Returning after six years, I see how some people have aged beyond their years, while others look the same. When I lived here, there was a beautiful young woman with black, silky curls who was in her last year of high school. Towards the end of my stay, she became pregnant and married the father of her child – a young man who lived down the street. As an outgoing, intelligent young woman, I was disappointed that she had decided to set her fate so soon in life – as a mother and wife in rural Piura. I saw her yesterday, and although she is but 26, nearly all of her youthfulness has been drained away. The mother of two children and pregnant with a third, she looked as though she could easily be in her mid-thirties. There is more to life than a smooth face, of course, but it seems the lines on her face are a sign of all that has transpired in the past six years.

The Canal in Ingenio, where women wash clothes
On the other hand, there are people here for whom it seems the years have not passed. There are two other women I saw yesterday, both of whom have married and had one child, who look nearly the same as when I left. With just one child and spouses with steady work, these women have a healthy diet and do not have to stress about where their next meal will come from. Many women have told me that they are having one or two children, and no more. This differentiates them from their mothers, who often did not have access to birth control, and could not make these decisions.

When I lived in Ingenio in 2003 with my husband, twin daughters, and newborn baby girl, there was no electricity, and running water only two hours every other day. In 2012, there is electricity all day; cellphone service from all major companies; and even a small Internet cafĂ© with two computers. Water service, however, remains exactly the same. I described Ingenio in my book “Yo Soy Negro” as being on the edge of globalization. It seems to have moved a bit closer to the center in terms of access to technology. There was but one tractor in town when we lived here. Now, there are several. More people are growing vegetables for export; and there are more motorcycles, mototaxis, and trucks in town than before. Many families have improved their houses, mostly with help from their children in Lima.

My children, hanging out with new friends in Ingenio

A mother laughing with her young daughter

This man - disabled from typhoid fever - let my daughter ride his horse

Yesterday, I visited the house of a woman who had a small adobe house with dirt floors when we were last here. She has three sons, all of whom are working in Lima. She told me proudly that her children have helped her improve her home. Together, her sons have widened and painted her house, transforming it into a bright, sunny home. In addition, they have put down a cement floor and put in glass windows and doors in her home, replacing old wooden ones. Her daughter works in Piura, and has helped her create a small store in the front of her home, where she sells cold drinks and a variety of snacks. Salaries have gone up for workers at the bottom rungs in Lima – meaning that more cash has flowed back to Ingenio than before.
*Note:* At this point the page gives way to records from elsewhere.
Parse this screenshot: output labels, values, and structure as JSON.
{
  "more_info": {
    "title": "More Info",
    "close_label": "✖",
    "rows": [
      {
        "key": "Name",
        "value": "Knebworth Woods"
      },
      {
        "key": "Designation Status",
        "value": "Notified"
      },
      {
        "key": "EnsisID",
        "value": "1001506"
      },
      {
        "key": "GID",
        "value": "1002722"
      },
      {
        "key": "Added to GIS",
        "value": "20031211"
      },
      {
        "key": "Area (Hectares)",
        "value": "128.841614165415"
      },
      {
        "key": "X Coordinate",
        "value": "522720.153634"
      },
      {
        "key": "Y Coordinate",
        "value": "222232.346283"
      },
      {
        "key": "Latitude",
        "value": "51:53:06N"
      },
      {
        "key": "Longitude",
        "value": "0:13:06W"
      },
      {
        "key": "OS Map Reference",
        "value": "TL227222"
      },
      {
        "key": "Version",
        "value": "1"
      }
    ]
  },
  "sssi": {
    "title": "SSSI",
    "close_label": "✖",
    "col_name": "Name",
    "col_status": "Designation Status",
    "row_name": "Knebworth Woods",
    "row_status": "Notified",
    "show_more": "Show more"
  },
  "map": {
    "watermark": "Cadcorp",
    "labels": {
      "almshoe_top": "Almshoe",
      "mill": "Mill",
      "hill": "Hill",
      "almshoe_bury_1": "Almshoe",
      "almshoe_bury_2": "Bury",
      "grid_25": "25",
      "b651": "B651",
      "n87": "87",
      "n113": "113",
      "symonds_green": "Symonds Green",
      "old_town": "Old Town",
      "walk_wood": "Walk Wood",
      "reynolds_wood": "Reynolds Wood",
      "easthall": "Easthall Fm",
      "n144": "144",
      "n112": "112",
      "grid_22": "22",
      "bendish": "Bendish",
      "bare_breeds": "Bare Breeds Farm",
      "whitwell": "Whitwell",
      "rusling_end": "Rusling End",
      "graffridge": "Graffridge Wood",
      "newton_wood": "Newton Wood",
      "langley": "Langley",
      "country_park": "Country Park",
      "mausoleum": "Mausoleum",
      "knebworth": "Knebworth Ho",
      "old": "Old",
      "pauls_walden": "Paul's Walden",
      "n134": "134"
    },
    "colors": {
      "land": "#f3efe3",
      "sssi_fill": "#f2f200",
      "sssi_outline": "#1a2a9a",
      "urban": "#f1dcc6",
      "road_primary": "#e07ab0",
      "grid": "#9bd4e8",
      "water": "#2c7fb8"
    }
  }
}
In this brief visit, I am unable to assess the full extent of development, but it pleases me to see some of the people here living more comfortably than before, and to know that some townspeople have the world at their fingertips with access to Internet.

Villagers also continue to work locally to improve the town. One villager told me of a project where people got together to build a small park with benches on upper side of town. She hopes to get together the funding to put a playground in the park. This same woman told me how they got Internet in the town – through a public/private partnership to install Internet in small communities.

Gender roles haven’t changed much in town. Women are still those doing the washing by the river and cooking, while men are out working in the fields and driving mototaxis. My children are oblivious to these gender norms, and thus ask the father of the house where we are staying for limes for their food or water to drink. He doesn’t know where the things are kept, so asks his wife to get it for them. I was a bit impressed, however, when he helped his wife clear the table. I suppose individuals can change, even as they age.